The first installment of the Klezmatics' Guthrie project, "Holy Ground," premiered in 2003 at Manhattan's 92nd Street Y, revealing the creative impact of Guthrie's Jewish family life. As a champion of unions and the author of the unofficial American anthem "This Land Is Your Land," Guthrie was already considered an honorary member of the tribe as far as many progressive Jews are concerned. Discovering the Brooklyn connection will only deepen the attachment.
"The truth is that his image is continuously changing," says Arlo Guthrie of his father, who died at the age of 55 in 1967. "Back in the '40s, he was simply a Dust Bowl character, a John Steinbeckian, almost fictional version of himself, one that was caught up in the drama of the times.
"A little later, you find his image in the struggle for the everyday working guy, when he was singing in the union halls and showing up at the docks. People also remember him a little later as the guy who wrote all these children's songs. But we grew up celebrating Shabbat and Hanukkah, and now that aspect of his life is coming out in his music."
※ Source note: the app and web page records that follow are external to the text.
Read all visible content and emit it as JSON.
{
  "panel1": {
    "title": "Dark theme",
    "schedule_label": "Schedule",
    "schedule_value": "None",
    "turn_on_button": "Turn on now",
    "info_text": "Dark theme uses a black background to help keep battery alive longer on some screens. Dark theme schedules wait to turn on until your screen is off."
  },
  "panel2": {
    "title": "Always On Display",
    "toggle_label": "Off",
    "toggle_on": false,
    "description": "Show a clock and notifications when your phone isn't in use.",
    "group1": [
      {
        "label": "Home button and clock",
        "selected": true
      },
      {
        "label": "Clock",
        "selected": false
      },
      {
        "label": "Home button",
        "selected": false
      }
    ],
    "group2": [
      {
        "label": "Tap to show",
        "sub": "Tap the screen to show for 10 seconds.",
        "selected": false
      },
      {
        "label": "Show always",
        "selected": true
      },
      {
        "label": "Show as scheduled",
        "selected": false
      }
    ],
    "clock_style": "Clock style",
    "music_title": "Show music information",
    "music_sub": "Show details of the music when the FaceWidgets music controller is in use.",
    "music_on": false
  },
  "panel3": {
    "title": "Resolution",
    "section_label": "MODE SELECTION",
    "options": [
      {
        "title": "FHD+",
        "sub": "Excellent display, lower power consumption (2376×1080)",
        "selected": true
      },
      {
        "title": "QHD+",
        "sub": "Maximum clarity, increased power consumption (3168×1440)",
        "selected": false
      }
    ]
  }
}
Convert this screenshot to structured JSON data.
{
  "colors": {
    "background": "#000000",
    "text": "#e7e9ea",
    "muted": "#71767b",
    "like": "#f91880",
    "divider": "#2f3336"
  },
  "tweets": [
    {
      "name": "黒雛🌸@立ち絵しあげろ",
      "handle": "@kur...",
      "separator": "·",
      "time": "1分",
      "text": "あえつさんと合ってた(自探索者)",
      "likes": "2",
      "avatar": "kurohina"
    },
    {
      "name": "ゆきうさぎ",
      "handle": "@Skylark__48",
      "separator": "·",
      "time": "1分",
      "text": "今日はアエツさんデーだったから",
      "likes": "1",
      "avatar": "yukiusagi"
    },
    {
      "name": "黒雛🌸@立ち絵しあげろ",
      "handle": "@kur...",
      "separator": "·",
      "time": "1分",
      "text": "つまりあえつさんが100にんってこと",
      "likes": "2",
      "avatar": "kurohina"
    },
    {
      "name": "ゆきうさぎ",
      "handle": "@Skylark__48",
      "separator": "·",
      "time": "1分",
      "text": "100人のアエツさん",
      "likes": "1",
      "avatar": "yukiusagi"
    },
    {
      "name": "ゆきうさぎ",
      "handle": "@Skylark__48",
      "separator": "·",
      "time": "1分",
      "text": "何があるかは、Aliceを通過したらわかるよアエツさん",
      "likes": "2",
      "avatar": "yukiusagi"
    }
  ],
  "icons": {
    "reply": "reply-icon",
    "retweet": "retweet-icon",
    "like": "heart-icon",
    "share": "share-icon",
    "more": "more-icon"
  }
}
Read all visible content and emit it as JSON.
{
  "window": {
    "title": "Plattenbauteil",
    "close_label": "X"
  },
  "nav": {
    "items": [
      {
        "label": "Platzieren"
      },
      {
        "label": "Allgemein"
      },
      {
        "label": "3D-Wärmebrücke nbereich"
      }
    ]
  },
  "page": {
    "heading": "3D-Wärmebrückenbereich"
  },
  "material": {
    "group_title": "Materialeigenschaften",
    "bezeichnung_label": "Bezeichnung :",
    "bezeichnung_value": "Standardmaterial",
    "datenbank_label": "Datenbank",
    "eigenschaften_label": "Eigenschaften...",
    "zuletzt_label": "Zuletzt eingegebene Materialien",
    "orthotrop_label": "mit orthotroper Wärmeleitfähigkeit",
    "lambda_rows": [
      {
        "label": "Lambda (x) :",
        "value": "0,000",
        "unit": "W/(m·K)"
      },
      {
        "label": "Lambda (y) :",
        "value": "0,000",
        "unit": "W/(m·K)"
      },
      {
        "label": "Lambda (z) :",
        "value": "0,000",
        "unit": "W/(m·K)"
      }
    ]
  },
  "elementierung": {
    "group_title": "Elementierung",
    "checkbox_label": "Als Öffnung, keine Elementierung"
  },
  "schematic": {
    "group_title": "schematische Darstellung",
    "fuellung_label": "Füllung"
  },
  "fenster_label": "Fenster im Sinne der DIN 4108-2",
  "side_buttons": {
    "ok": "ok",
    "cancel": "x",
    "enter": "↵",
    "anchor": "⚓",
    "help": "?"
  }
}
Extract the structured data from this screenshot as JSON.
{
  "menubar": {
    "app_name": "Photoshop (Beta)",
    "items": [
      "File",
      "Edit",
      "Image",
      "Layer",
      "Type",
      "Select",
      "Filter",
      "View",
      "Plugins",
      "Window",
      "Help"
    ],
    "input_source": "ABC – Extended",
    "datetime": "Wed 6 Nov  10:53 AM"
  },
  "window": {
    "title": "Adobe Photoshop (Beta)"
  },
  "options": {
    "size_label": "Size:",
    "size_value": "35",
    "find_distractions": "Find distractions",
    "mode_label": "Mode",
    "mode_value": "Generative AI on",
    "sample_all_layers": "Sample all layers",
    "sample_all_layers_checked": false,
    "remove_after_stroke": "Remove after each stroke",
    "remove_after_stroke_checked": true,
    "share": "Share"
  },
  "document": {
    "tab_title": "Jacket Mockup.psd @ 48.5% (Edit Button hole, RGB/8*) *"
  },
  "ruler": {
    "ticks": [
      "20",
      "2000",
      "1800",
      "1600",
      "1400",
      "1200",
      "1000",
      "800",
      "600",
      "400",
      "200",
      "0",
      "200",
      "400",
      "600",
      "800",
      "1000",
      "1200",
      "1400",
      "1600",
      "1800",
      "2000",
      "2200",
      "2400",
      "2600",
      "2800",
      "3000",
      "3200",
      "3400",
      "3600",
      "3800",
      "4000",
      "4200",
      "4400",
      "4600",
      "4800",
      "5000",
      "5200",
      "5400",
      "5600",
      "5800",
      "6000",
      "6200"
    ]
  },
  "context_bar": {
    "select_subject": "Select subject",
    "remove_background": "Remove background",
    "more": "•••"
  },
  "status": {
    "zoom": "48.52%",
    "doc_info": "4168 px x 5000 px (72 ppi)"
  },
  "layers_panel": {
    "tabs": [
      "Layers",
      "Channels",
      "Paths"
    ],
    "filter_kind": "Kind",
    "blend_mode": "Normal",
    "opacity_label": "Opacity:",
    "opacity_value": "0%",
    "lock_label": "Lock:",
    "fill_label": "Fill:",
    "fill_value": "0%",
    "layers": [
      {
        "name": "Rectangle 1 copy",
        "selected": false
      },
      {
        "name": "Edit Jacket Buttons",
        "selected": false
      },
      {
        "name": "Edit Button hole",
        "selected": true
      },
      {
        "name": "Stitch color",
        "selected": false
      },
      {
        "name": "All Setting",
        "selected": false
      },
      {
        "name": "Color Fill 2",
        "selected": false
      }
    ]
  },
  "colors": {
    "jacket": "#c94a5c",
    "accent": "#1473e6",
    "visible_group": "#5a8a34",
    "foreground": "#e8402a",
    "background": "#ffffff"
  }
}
Guthrie ended up in Brooklyn because he fell in love with Graham dancer Marjorie Mazia, whom he married in 1945. The daughter of Aliza Greenblatt and the mother of Arlo and Nora, Mazia settled with Guthrie in Coney Island, where the family held annual Hanukkah parties. Guthrie fully engaged with the vibrant cultural and political world of Brooklyn's Jewish community and often conferred with Greenblatt, who saw him as a kindred spirit. This previously little-known period of Guthrie's life is thoroughly covered in "Ramblin' Man," an incisive 2004 biography by Ed Cray.
Since Guthrie didn't know how to write music, his unrecorded work survives as lyric sheets, often with notes he scribbled in the margins.
Born in Okemah, Okla., in 1912, he was an amazingly prolific artist until he was immobilized by Huntington's disease in the mid-'50s. He left behind thousands of songs that in recent years have flowed like wine from the seemingly bottomless Woody Guthrie Archives. The treasure trove gained widespread attention in 1998 with the two-volume "Mermaid Avenue" project, pairing British protest singer Billy Bragg with the band Wilco. More recently, the Dropkick Murphys' version of Guthrie's "I'm Shipping Up to Boston" was featured on the soundtrack of Martin Scorsese's "The Departed."
In combing through the archives, Nora Guthrie discovered dozens of lyrics with Jewish references. She sent them to the Klezmatics, who went about composing music for the pieces. In some cases, they wrote recognizably Jewish melodies for specifically Jewish songs, but they also composed many pieces drawing more on jazz and folk themes, like the dramatic survival anthem "Gonna Get Through This World." More than anything, they were amazed at the vast range of topics he covered.
"If he's reading the newspaper and something bothers him, he writes a song," says Klezmatics trumpeter Frank London. "If there's a Hanukkah celebration, he writes a song. Woody was a really spiritual person, and there are some songs that reflect that. In 'Holy Ground,' he wrote, 'Every spot is holy ground. Every speck of dirt is holy ground. Everywhere I walk is holy ground.'
"Then there's a lot of songs about New York and Brooklyn, so while they may not be specifically Jewish, they feel Jewish. On 'Mermaid Avenue' -- a different song than the one covered by Wilco -- he wrote that it's 'The place where lox and bagels meet/ Where the borscht sounds like the sea.' I love that line."
The Klezmatics are at the Museum of Fine Arts Remis Auditorium Sunday at 7:30 p.m. Tickets are $25. Call 617-369-3306 or go to mfa.org.